**Problem**
Copy out, from the entries below, each line holding the string "icon".

**Record excerpts**
--- START ---
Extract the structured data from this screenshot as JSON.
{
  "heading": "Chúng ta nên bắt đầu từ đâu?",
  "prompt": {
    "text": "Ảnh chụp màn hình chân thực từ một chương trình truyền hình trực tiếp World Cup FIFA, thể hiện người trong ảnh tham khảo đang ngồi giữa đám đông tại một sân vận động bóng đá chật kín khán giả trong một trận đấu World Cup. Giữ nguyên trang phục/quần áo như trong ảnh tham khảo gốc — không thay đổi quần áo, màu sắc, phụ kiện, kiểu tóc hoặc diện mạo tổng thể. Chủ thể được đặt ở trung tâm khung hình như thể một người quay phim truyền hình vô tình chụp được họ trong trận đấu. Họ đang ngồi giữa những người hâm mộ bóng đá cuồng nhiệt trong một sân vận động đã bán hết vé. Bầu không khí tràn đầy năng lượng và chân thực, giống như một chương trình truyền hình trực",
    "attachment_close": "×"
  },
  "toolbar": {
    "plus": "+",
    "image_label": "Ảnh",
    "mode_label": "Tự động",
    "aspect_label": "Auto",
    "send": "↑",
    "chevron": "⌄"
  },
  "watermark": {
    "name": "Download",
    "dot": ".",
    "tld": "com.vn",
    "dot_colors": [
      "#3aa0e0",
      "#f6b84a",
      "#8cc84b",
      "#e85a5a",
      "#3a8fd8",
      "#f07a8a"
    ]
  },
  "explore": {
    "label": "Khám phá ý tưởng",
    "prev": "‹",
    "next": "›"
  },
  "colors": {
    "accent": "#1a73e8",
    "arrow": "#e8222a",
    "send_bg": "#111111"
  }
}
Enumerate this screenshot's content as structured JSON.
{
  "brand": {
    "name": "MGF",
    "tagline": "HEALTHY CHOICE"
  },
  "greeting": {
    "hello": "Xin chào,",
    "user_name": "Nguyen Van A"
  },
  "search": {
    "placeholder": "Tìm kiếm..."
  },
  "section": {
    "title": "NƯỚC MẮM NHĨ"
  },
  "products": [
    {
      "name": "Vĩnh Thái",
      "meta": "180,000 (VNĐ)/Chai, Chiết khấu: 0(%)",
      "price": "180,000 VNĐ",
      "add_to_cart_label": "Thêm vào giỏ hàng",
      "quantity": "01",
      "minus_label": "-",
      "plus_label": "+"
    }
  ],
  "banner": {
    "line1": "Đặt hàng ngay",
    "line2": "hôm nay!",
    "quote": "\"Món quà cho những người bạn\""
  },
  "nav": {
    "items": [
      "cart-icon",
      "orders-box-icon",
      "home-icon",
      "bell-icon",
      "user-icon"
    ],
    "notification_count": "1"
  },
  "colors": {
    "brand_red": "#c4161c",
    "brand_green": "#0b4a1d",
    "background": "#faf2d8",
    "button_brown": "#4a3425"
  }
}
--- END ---
**Problem solution**
      "cart-icon",
      "orders-box-icon",
      "home-icon",
      "bell-icon",
      "user-icon"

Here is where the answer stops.